Numbers and statistics can be grueling. Just ask anyone (like me) who moved through two semesters of statistics in college and more in graduate work. The values are vital and helpful, but can become overwhelming. Also, apart from good statistical procedures and analysis, numbers can be misleading, if not totally wrong. That is why I read through articles as carefully as possible and seek to discover where the numbers were gathered, if there was a large enough sample to make the statements being made, and if the information is helpful or simply click-bait for more articles.
As a Southern Baptist pastor who has been leading our church toward a family equipping model of ministry, any story that speaks of losing the next generation always piques my interest. Based on information from the Annual Church Profiles (ACP) (viewable here) provided by participating Southern Baptists, a downward trend in certain areas of categorization continues. For those who are not Southern Baptist, it should be noted that the ACP is provided voluntarily by member churches. Not all churches submit the report and to be honest, not all reports submitted are accurate. A question may be asked to signify the number of attendees in worship weekly. If the church does not do a systematic count each week of people in the room, save those numbers, and then average them, most often the individual filling out the form will simply make an educated guess. The number may be close, but likely not accurate.
Yet, when it comes to baptisms, the numbers are most often accurate. As Baptists, we count those baptisms. We really don't have a metric to count disciples (unless we simply count those attending classes, study groups, and serving on mission) so we count baptisms. Those numbers have gone down as well. The most troubling of the baptism numbers is not the downward trend, but that the only growing or consistent age bracket of baptisms is that of toddlers (five years old and younger) in our churches. For a denomination that affirms believers' baptism, the toddler baptism numbers reek of little more than pedobaptism. Likely, many of those young children who were led in a prayer will struggle with their faith later in life and hopefully will come to Christ at a later age and then truly be baptized biblically. Of course, that means we have one individual being baptized twice (it happens more than you think) and for our overall numbers, that's multiple baptisms of the same person over the course of time.

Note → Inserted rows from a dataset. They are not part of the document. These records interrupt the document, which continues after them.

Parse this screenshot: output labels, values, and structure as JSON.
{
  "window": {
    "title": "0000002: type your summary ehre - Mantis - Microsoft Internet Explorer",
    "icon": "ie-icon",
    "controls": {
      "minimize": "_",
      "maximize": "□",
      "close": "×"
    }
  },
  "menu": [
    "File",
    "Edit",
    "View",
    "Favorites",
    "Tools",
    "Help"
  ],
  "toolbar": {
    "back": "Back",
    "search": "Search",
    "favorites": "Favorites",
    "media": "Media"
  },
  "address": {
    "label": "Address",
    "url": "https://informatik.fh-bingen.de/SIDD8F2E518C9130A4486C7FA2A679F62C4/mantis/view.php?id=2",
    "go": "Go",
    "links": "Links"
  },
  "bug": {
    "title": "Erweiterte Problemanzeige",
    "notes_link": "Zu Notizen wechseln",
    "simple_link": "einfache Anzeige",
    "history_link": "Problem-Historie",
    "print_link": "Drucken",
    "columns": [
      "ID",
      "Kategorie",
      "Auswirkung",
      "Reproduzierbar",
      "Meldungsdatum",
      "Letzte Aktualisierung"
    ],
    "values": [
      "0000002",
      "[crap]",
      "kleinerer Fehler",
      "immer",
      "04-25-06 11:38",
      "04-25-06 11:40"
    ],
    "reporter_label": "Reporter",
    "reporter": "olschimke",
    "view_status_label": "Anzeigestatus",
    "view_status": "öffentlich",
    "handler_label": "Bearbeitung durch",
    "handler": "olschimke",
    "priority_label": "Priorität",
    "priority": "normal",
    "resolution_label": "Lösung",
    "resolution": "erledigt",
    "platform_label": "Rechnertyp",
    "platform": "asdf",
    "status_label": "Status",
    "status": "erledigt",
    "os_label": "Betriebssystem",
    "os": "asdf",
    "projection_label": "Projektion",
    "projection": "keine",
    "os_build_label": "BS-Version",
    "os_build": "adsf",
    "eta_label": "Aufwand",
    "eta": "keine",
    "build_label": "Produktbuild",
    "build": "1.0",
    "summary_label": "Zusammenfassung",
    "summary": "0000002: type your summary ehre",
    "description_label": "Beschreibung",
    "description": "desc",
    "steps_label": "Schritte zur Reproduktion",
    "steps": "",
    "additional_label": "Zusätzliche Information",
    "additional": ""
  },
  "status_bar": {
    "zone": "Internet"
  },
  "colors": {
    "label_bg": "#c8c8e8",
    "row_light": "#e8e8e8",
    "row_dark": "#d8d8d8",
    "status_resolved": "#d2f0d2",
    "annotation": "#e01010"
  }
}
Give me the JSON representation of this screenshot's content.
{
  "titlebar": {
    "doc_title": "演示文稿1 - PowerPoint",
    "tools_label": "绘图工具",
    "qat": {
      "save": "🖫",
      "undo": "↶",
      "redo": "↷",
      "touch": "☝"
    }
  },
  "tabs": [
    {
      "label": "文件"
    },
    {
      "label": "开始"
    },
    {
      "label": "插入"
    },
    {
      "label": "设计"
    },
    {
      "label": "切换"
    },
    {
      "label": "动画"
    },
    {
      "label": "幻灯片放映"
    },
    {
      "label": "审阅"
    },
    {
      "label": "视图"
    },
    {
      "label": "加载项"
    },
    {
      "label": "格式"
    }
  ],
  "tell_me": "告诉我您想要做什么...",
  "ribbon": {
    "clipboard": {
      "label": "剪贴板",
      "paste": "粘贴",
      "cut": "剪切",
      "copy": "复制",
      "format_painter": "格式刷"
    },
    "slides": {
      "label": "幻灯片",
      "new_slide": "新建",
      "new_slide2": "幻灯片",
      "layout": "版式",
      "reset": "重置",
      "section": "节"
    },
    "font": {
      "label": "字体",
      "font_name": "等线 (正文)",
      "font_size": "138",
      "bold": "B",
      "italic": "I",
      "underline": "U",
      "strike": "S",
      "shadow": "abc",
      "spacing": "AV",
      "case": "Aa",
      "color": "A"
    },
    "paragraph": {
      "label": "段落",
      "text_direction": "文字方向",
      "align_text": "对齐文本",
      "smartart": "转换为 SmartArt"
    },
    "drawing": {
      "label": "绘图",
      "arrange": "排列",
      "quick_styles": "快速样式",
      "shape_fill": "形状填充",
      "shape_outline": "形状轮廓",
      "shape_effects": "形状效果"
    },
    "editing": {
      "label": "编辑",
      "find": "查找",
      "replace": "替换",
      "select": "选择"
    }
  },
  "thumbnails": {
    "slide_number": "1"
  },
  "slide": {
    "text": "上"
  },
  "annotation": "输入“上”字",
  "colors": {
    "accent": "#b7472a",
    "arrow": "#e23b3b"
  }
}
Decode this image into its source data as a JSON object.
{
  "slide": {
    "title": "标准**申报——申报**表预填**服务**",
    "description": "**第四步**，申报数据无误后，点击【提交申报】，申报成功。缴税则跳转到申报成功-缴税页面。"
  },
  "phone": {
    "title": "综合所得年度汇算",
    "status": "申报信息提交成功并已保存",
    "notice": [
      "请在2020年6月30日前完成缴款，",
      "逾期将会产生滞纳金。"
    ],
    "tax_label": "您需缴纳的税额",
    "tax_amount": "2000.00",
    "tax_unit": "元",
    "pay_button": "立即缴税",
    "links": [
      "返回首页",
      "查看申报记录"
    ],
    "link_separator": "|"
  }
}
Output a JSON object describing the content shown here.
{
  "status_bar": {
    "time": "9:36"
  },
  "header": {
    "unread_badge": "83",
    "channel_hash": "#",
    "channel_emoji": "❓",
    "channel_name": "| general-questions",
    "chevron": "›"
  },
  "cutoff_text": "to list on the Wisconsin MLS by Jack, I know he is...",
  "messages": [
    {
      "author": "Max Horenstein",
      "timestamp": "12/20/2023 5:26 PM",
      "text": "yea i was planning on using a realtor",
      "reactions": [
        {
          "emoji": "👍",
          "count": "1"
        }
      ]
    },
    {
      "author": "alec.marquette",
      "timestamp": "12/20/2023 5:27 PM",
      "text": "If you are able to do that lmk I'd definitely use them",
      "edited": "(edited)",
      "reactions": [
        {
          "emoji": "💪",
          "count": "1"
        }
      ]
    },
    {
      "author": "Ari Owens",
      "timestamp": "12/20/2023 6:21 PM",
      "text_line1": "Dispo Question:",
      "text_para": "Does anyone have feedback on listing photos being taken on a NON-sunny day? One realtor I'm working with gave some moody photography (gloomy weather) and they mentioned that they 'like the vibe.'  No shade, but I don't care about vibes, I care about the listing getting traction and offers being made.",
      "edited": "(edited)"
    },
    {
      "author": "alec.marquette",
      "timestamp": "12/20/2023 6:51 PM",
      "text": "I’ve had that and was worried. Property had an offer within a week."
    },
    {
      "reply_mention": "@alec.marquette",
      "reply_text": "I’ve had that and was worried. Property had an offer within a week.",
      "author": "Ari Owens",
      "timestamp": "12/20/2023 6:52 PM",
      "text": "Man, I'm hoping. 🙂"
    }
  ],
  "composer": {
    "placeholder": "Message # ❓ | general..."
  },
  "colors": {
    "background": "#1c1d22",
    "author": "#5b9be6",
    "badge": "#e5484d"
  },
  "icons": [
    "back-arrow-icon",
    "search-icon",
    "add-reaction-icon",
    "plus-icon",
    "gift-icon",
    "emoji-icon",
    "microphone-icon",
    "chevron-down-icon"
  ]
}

You see why these statistics are a bit muddy?
Nevertheless, those numbers are troubling, but this headline from a recent article published by Christianity Today caught my eye.
It sadly did not surprise me. Not only have I been pastoring for decades and have seen this, but I am also a parent of two adult children. Statistically speaking, in my own home, we have only seen fifty percent of our children remain faithful in the church.
Rather than repeat all the article states, you can either click the image above or here to read it in its entirety.
According to the data here, the numbers seem to give a good representation of the trend. Just looking across the congregation I pastor, knowing that many of the fifty and sixty-year-olds have adult children who were very active in children's and youth ministry programs years ago, it is hard to debate the veracity of the numbers.
Simply put - an active youth group does not always lead to an engaged church of adults years later.
Some, it must be noted, do move from Southern Baptist churches to non-denominational churches or those who align in different denominations. Those as well as the defectors are counted as the half that leave. The fact is this is a reality that Southern Baptists (and I'd say many other denominations) did not face forty or fifty years ago.
But, as they say, times have changed. The sad reality is the model of family ministry in many churches has not.
The article draws me in, but the lamentations end as I see the call to equip families as disciple-makers as God's original plan for reaching, growing, and keeping the next generation (not just in one's local church, but in God's church wherever the zip code may be.)
Most often when statistics like this are seen, excuses are offered as to why things are the way they are. In local churches when empty pews awaken the aging congregation to the reality of the absent generation, they often seek to push more money, create new ministries, and a new hire of a minister to "fix the problem." We should know by now, that is not the answer. That has never been the answer. It's been done many times...and we are where we are.
It is this time of year when we recognize our next group of high school graduates in the church. It is a celebratory moment where families come together intentionally to honor their child. My challenge to these students will be that they not take the path previous graduates have in our church. I encourage, challenge, and plead that upon their graduation from high school they do not also seek to graduate from church. Many have in the past and our last memory of them gathered together with the covenant members of the church has been when they wore their cap and gown and stood on the stage to be recognized for their achievement.
We are coming alongside parents to change that. I wish the church had done so this way when my child was younger.
I'll write more on our strategy of making and keeping disciples alongside parents of children and teenagers soon.